Mitt Romney is not attracting much Latino support, and his outlook is even bleaker when it comes to black voters in Colorado and across the country. But a lot of folks like these who would vote for President Obama probably won't bother to show up. The result? A Romney win.
Big photos below.
This is the logic of Dick Morris, Fox News analyst and former Bill Clinton strategist, who stopped at an anti-Obama event yesterday to rile up conservative voters in Centennial.
"You have to understand that Barack Obama's strongest demographic are people that aren't gonna vote," Morris said to a crowd of about sixty supporters at the gathering, hosted by a group called Americans for Prosperity in Centennial Center Park yesterday afternoon.
"He sweeps them -- unbelievable margins," Morris continues. "And they're not going to vote, because they look around them. They see this economy. They see what's going on here, and they understand how difficult it is and what a failure this administration has become."
Morris, who was a strategist for Clinton until he resigned after a scandal involving prostitutes and toe-sucking (earning him the Google-happy headline "Toe-sucking Dick Morris" on our pages), came to Colorado as part of the "Obama's Failing Agenda Tour." This initiative is organized by Americans for Prosperity, a group that is not technically affiliated with Romney's campaign. However, the conservative organization -- with Tea Party leanings and backing from the Koch brothers -- is definitely not a bastion of Obama fans.

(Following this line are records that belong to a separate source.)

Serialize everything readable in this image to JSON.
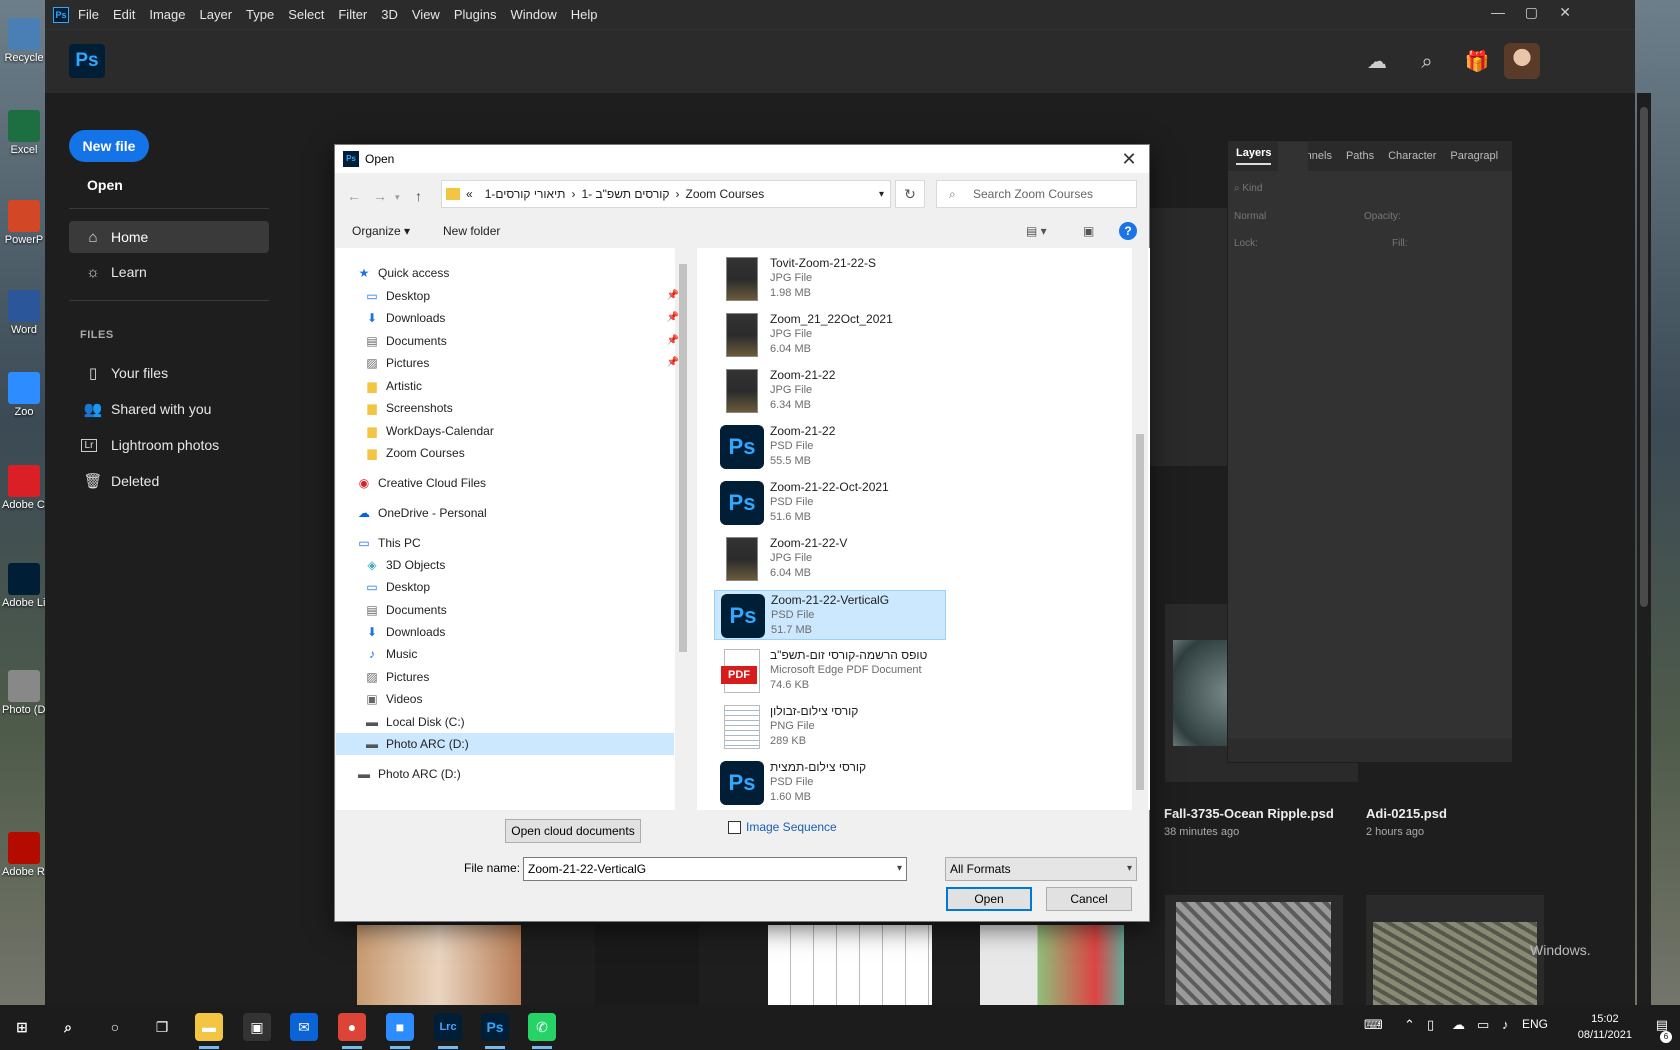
{
  "desktop": {
    "icons": [
      {
        "label": "Recycle",
        "icon": "recycle-bin-icon",
        "color": "#4a7fb5"
      },
      {
        "label": "Excel",
        "icon": "excel-icon",
        "color": "#1d6f42"
      },
      {
        "label": "PowerP",
        "icon": "powerpoint-icon",
        "color": "#d24726"
      },
      {
        "label": "Word",
        "icon": "word-icon",
        "color": "#2b579a"
      },
      {
        "label": "Zoo",
        "icon": "zoom-icon",
        "color": "#2d8cff"
      },
      {
        "label": "Adobe Creat",
        "icon": "creative-cloud-icon",
        "color": "#da1f26"
      },
      {
        "label": "Adobe Lightro",
        "icon": "lightroom-icon",
        "color": "#001e36"
      },
      {
        "label": "Photo (D) - Sh",
        "icon": "photo-shortcut-icon",
        "color": "#888888"
      },
      {
        "label": "Adobe Reade",
        "icon": "acrobat-reader-icon",
        "color": "#b30b00"
      }
    ]
  },
  "photoshop": {
    "menus": [
      "File",
      "Edit",
      "Image",
      "Layer",
      "Type",
      "Select",
      "Filter",
      "3D",
      "View",
      "Plugins",
      "Window",
      "Help"
    ],
    "app_icon": "Ps",
    "logo": "Ps",
    "accent": "#31a8ff"
  },
  "home": {
    "new_file": "New file",
    "open": "Open",
    "nav": [
      {
        "label": "Home",
        "icon": "home-icon"
      },
      {
        "label": "Learn",
        "icon": "lightbulb-icon"
      }
    ],
    "files_header": "FILES",
    "files": [
      {
        "label": "Your files",
        "icon": "file-icon"
      },
      {
        "label": "Shared with you",
        "icon": "people-icon"
      },
      {
        "label": "Lightroom photos",
        "icon": "lightroom-icon"
      },
      {
        "label": "Deleted",
        "icon": "trash-icon"
      }
    ]
  },
  "recent": [
    {
      "name": "Fall-3735-Ocean Ripple.psd",
      "time": "38 minutes ago"
    },
    {
      "name": "Adi-0215.psd",
      "time": "2 hours ago"
    }
  ],
  "watermark": "Windows.",
  "layers_panel": {
    "tabs": [
      "Layers",
      "Channels",
      "Paths",
      "Character",
      "Paragrapl"
    ],
    "kind": "Kind",
    "blend": "Normal",
    "opacity_label": "Opacity:",
    "lock_label": "Lock:",
    "fill_label": "Fill:"
  },
  "dialog": {
    "title": "Open",
    "title_icon": "Ps",
    "breadcrumb": [
      "«",
      "תיאורי קורסים-1",
      "קורסים תשפ\"ב -1",
      "Zoom Courses"
    ],
    "search_placeholder": "Search Zoom Courses",
    "organize": "Organize ▾",
    "new_folder": "New folder",
    "help": "?",
    "nav_items": [
      {
        "label": "Quick access",
        "icon": "star-icon",
        "level": 0,
        "pinned": false
      },
      {
        "label": "Desktop",
        "icon": "desktop-icon",
        "level": 1,
        "pinned": true
      },
      {
        "label": "Downloads",
        "icon": "download-icon",
        "level": 1,
        "pinned": true
      },
      {
        "label": "Documents",
        "icon": "documents-icon",
        "level": 1,
        "pinned": true
      },
      {
        "label": "Pictures",
        "icon": "pictures-icon",
        "level": 1,
        "pinned": true
      },
      {
        "label": "Artistic",
        "icon": "folder-icon",
        "level": 1,
        "pinned": false
      },
      {
        "label": "Screenshots",
        "icon": "folder-icon",
        "level": 1,
        "pinned": false
      },
      {
        "label": "WorkDays-Calendar",
        "icon": "folder-icon",
        "level": 1,
        "pinned": false
      },
      {
        "label": "Zoom Courses",
        "icon": "folder-icon",
        "level": 1,
        "pinned": false
      },
      {
        "label": "Creative Cloud Files",
        "icon": "creative-cloud-folder-icon",
        "level": 0,
        "pinned": false
      },
      {
        "label": "OneDrive - Personal",
        "icon": "onedrive-icon",
        "level": 0,
        "pinned": false
      },
      {
        "label": "This PC",
        "icon": "computer-icon",
        "level": 0,
        "pinned": false
      },
      {
        "label": "3D Objects",
        "icon": "3d-objects-icon",
        "level": 1,
        "pinned": false
      },
      {
        "label": "Desktop",
        "icon": "desktop-icon",
        "level": 1,
        "pinned": false
      },
      {
        "label": "Documents",
        "icon": "documents-icon",
        "level": 1,
        "pinned": false
      },
      {
        "label": "Downloads",
        "icon": "download-icon",
        "level": 1,
        "pinned": false
      },
      {
        "label": "Music",
        "icon": "music-icon",
        "level": 1,
        "pinned": false
      },
      {
        "label": "Pictures",
        "icon": "pictures-icon",
        "level": 1,
        "pinned": false
      },
      {
        "label": "Videos",
        "icon": "videos-icon",
        "level": 1,
        "pinned": false
      },
      {
        "label": "Local Disk (C:)",
        "icon": "drive-icon",
        "level": 1,
        "pinned": false
      },
      {
        "label": "Photo ARC (D:)",
        "icon": "drive-icon",
        "level": 1,
        "pinned": false,
        "selected": true
      },
      {
        "label": "Photo ARC (D:)",
        "icon": "drive-icon",
        "level": 0,
        "pinned": false
      }
    ],
    "files": [
      {
        "name": "Tovit-Zoom-21-22-S",
        "type": "JPG File",
        "size": "1.98 MB",
        "kind": "jpg"
      },
      {
        "name": "Zoom_21_22Oct_2021",
        "type": "JPG File",
        "size": "6.04 MB",
        "kind": "jpg"
      },
      {
        "name": "Zoom-21-22",
        "type": "JPG File",
        "size": "6.34 MB",
        "kind": "jpg"
      },
      {
        "name": "Zoom-21-22",
        "type": "PSD File",
        "size": "55.5 MB",
        "kind": "psd"
      },
      {
        "name": "Zoom-21-22-Oct-2021",
        "type": "PSD File",
        "size": "51.6 MB",
        "kind": "psd"
      },
      {
        "name": "Zoom-21-22-V",
        "type": "JPG File",
        "size": "6.04 MB",
        "kind": "jpg"
      },
      {
        "name": "Zoom-21-22-VerticalG",
        "type": "PSD File",
        "size": "51.7 MB",
        "kind": "psd",
        "selected": true
      },
      {
        "name": "טופס הרשמה-קורסי זום-תשפ\"ב",
        "type": "Microsoft Edge PDF Document",
        "size": "74.6 KB",
        "kind": "pdf"
      },
      {
        "name": "קורסי צילום-זבולון",
        "type": "PNG File",
        "size": "289 KB",
        "kind": "png"
      },
      {
        "name": "קורסי צילום-תמצית",
        "type": "PSD File",
        "size": "1.60 MB",
        "kind": "psd"
      }
    ],
    "open_cloud": "Open cloud documents",
    "image_sequence": "Image Sequence",
    "file_name_label": "File name:",
    "file_name_value": "Zoom-21-22-VerticalG",
    "format": "All Formats",
    "open_button": "Open",
    "cancel_button": "Cancel",
    "ps_badge": "Ps",
    "pdf_badge": "PDF"
  },
  "taskbar": {
    "apps": [
      {
        "name": "start",
        "icon": "windows-start-icon",
        "label": "⊞"
      },
      {
        "name": "search",
        "icon": "search-icon",
        "label": "⌕"
      },
      {
        "name": "cortana",
        "icon": "cortana-icon",
        "label": "○"
      },
      {
        "name": "task-view",
        "icon": "task-view-icon",
        "label": "❐"
      },
      {
        "name": "file-explorer",
        "icon": "folder-icon",
        "label": "▬"
      },
      {
        "name": "store",
        "icon": "store-icon",
        "label": "▣"
      },
      {
        "name": "mail",
        "icon": "mail-icon",
        "label": "✉"
      },
      {
        "name": "chrome",
        "icon": "chrome-icon",
        "label": "●"
      },
      {
        "name": "zoom",
        "icon": "zoom-icon",
        "label": "■"
      },
      {
        "name": "lightroom-classic",
        "icon": "lightroom-classic-icon",
        "label": "Lrc"
      },
      {
        "name": "photoshop",
        "icon": "photoshop-icon",
        "label": "Ps"
      },
      {
        "name": "whatsapp",
        "icon": "whatsapp-icon",
        "label": "✆"
      }
    ],
    "lang": "ENG",
    "time": "15:02",
    "date": "08/11/2021",
    "notifications": "6"
  }
}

As evidence, here's exhibit A.
Americans for Prosperity, or AFP, in addition to three anti-Obama buses traveling the country, is criticizing Obama's policies through millions of dollars of advertisements -- focused on key swing states like Colorado.

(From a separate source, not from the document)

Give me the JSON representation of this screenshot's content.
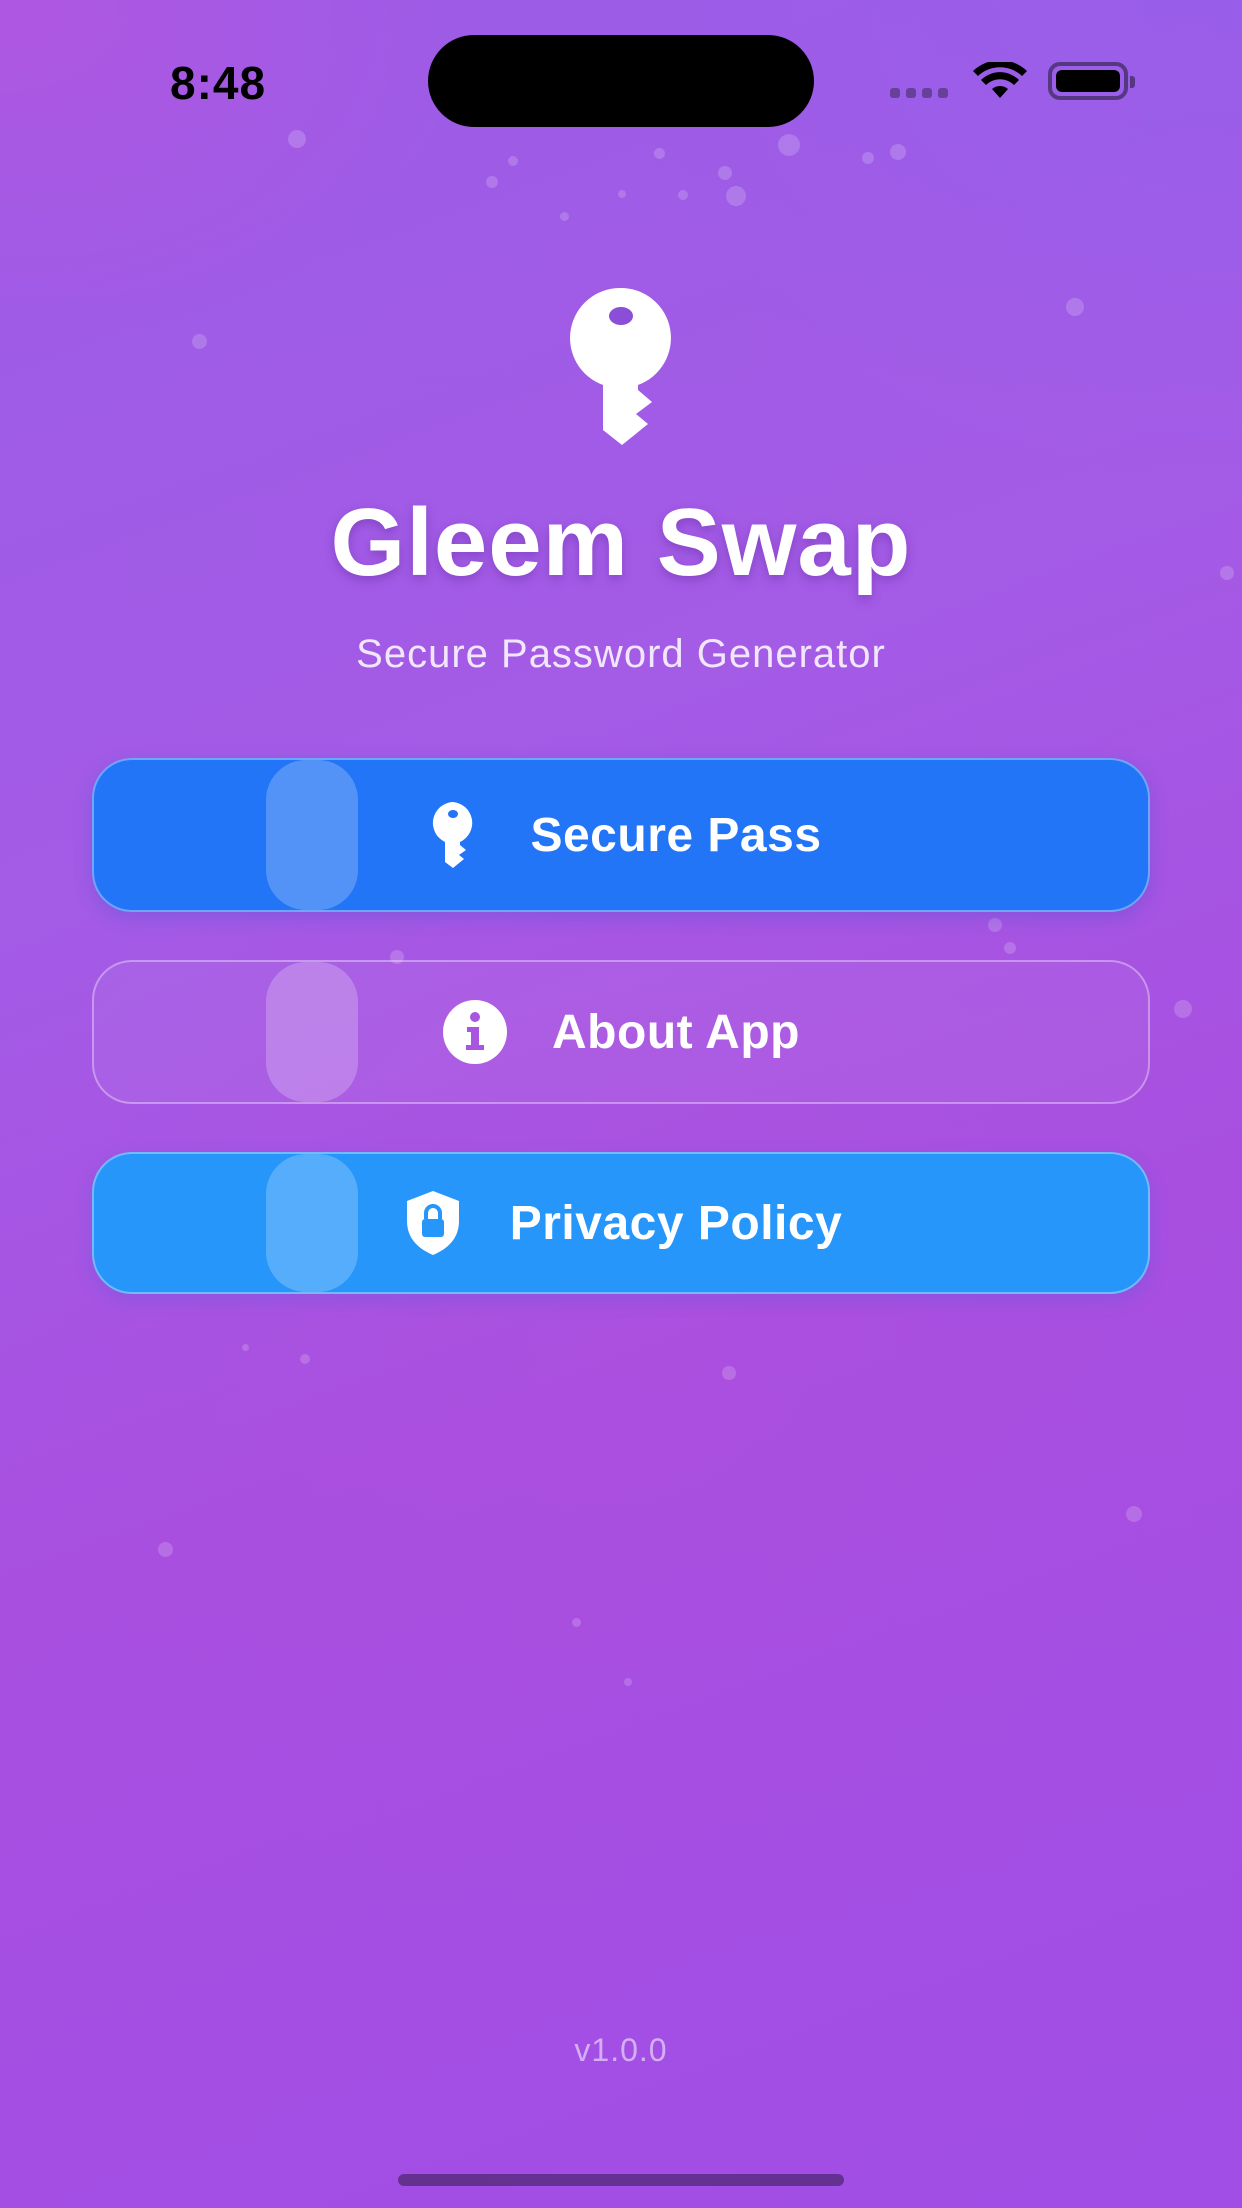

Sam Levin The bus in Centennial yesterday.
Another weapon? Dick Morris.
Morris, who was an hour and a half late to the Centennial event due to a flight delay, immediately jumped into wonky poll analysis, declaring that he's very confident Romney is going to win despite negative numbers in virtually all the polls and some tough headlines in recent weeks.
Comfortably, he argues.

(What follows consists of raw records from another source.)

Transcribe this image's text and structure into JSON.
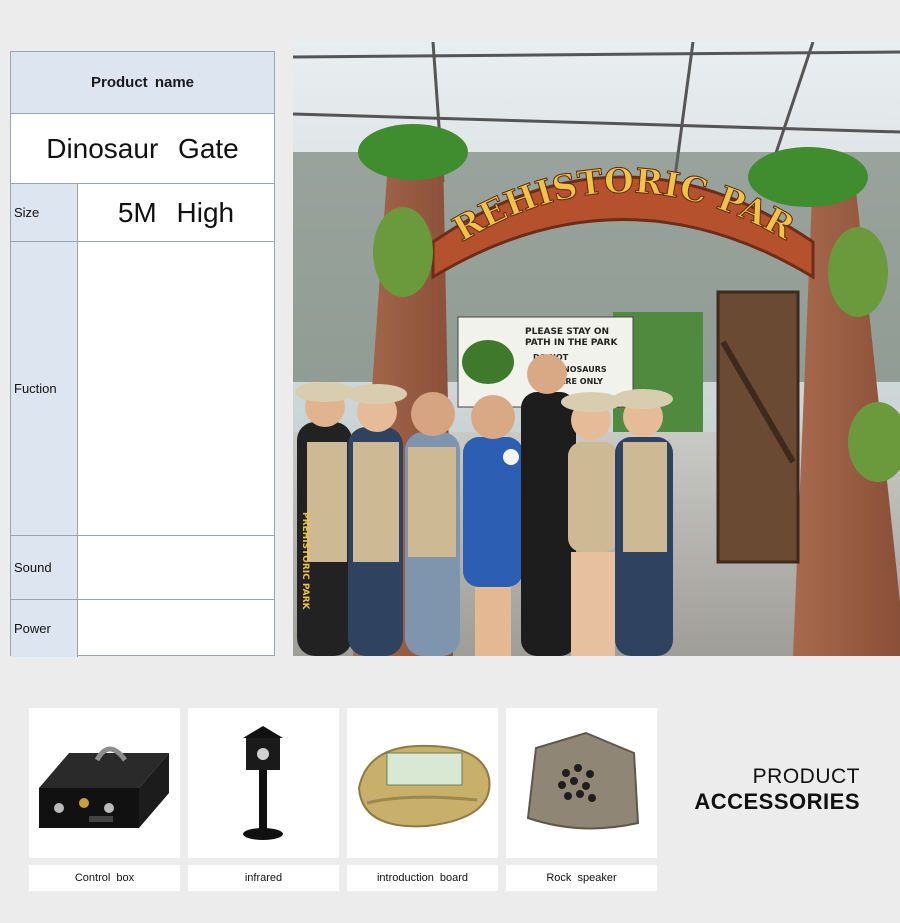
{
  "spec_table": {
    "header": "Product  name",
    "product_name": "Dinosaur  Gate",
    "rows": [
      {
        "label": "Size",
        "value": "5M  High"
      },
      {
        "label": "Fuction",
        "value": ""
      },
      {
        "label": "Sound",
        "value": ""
      },
      {
        "label": "Power",
        "value": ""
      }
    ]
  },
  "photo": {
    "arch_sign": "PREHISTORIC PARK",
    "banner_lines": [
      "PLEASE STAY ON",
      "PATH IN THE PARK",
      "DO NOT",
      "THE DINOSAURS",
      "THEY ARE ONLY"
    ],
    "vest_text": "PREHISTORIC PARK"
  },
  "accessories": {
    "title_line1": "PRODUCT",
    "title_line2": "ACCESSORIES",
    "items": [
      {
        "caption": "Control  box",
        "icon": "control-box-icon"
      },
      {
        "caption": "infrared",
        "icon": "infrared-sensor-icon"
      },
      {
        "caption": "introduction  board",
        "icon": "introduction-board-icon"
      },
      {
        "caption": "Rock  speaker",
        "icon": "rock-speaker-icon"
      }
    ]
  },
  "colors": {
    "table_header_bg": "#dde5f0",
    "table_border": "#9aa3b3",
    "arch_red": "#b5522d",
    "arch_text": "#f0c24a"
  }
}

"Everybody's wondering what's the deal after the two conventions," Morris says at the start of the event, after noting polls showing that Obama received a bounce in his lead after the DNC in Charlotte.
"Well, do not worry about it," he says. "Among battleground states like Colorado, when you break out the sample from those states, it's a 46-46 race. Absolutely dead even."
He explained that Obama's lead, despite the polls, is smaller among registered voters and a direct tie among "likely voters."
Unlikely voters would vote for Obama, but they aren't likely to vote, he explained, prompting cheers from the crowd.
He added: "These polls -- properly read -- indicate not only a Romney win, but a good-size Romney win," prompting further applause.
Morris, who was formerly a pollster, said one reason for inaccurate polling is that about 65 percent of those who answer surveys are women, while only 35 percent are men.
Why? "Women are much more likely to answer the telephone. 'Honey, it's for you. It's probably your sister.'"
So, he explained, the polls have to be weighted up and down -- with each woman downgraded to 7/10 of a response, because there are so many of them, and each man counting for one and 2/10, to make up for their statistical shortfall.
The implication of that comment, it seems, is that the over-representation of women in the polls hurts Romney, because presumably women are more supportive of Obama, though Morris didn't explicitly say that.
Continue reading for more photos and commentary from Morris on African-American and Latino voters.